When completed, each rendering would be submitted first to the ILHC staff to carry out the approval system for every mural. The system for voting would be to electronically send out the rendering to all members of the organizational committee for approval. At this time voting members could request any revisions to the mural design or approve it as is with a return email to the ILHC.
All murals were required to have story text included with in the design. Murals are meant to tell a story, so a painting of a car on the highway would have little meaning without the supportive story text. This step of the process required the ILHC staff to write the mural story text or to create it in collaboration with the community representatives. The mural text would be carefully written to further tell the story depicted in the painting, allowing the connection of the highway and the community history to become clear while tying all the elements together. The text was then sent out to all members of the organizational committee for approval. At this time voting members could request any revisions to the story text or approve it as is with a return email to the ILHC.
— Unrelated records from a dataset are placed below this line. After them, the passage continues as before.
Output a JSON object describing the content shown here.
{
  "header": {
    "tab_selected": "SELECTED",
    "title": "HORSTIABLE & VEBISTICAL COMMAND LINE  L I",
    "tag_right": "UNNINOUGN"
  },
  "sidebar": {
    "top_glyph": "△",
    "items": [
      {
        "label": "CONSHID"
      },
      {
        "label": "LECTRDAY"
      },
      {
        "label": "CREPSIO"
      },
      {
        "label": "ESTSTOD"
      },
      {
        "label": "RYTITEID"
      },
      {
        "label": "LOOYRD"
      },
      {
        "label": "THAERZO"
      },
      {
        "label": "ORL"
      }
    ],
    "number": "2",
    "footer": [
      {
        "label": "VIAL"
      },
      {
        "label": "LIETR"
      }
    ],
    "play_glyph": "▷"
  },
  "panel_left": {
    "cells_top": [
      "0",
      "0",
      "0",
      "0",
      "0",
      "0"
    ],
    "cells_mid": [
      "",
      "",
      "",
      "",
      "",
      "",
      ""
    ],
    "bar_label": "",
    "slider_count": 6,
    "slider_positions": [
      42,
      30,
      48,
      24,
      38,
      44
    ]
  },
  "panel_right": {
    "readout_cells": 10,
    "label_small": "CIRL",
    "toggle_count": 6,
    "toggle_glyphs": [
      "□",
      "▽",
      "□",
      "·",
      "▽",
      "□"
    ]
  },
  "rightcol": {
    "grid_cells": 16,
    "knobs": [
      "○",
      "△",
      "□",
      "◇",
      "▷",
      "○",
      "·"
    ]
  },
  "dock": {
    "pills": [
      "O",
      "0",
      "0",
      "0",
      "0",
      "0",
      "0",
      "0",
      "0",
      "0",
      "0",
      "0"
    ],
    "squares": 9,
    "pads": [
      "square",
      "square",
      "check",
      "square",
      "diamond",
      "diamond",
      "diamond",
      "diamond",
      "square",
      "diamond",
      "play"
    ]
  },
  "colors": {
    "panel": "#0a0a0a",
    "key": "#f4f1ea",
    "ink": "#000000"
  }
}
With approval of the mural rendering and the story text, the actual mural painting could begin. Each mural is hand-painted using oil paints on panels of Dibond. Dibond is an “aluminum-composite panel”; it is thin aluminum over a thermoplastic core, making it very weather resistant, with no expansion and contraction problems. When the painting is finished a clear coat shield is applied to further protect the mural’s surface. Special fabrication for the mural panels, text and borders was done in the design shop and then each panel was attached to the shop wall to formulate the shape of the mural and readied for the paint. The actual time that it took to paint the mural would depend on the complexity of the design, but the average time, including drying time was four to six weeks.
Because the murals are not attached directly to the display wall, each one has a custom made frame that was devised by the mural designer. Building the frame and attaching to the display wall was the responsibility of every mural community. They were required to build the frame from pressure treated lumber, 2 x 4 boards that were hand selected for straightness. The boards were cut and secured with screws to the wall according to the frame plan’s specifications. Once the frame was completed the community was asked to send a photo to the ILHC. ILHC then gave the photo to the mural designer for final approval. When the frame was deemed correct, the date was set for the mural’s installation.
ShawCraft’s Project Engineer provided the installation details for mural series, while ILHC’s Program Director coordinated the date, time and any specialized equipment needed for the mural’s installation. Once on site, ShawCraft Sign Company’s staff attached the mural panels, one-by-one to the custom frame. Final details in the mural installation included; painting all screw heads to match the mural and to adhere the State of Illinois logos. The entire mural installation, not including travel time, would take an average of one hour. This installation process extends the life of the mural and allows the mural to be removed from the building and relocated if ever needed.
ILHC sent out a media release for each completed mural with details of the project, and provided a template of the release for the mural community to use.
Communities that received a mural had the option of doing a special dedication ceremony. It was at the discretion of the community to plan whatever they wanted to celebrate the mural. If available the ILHC staff and the mural artist would attend.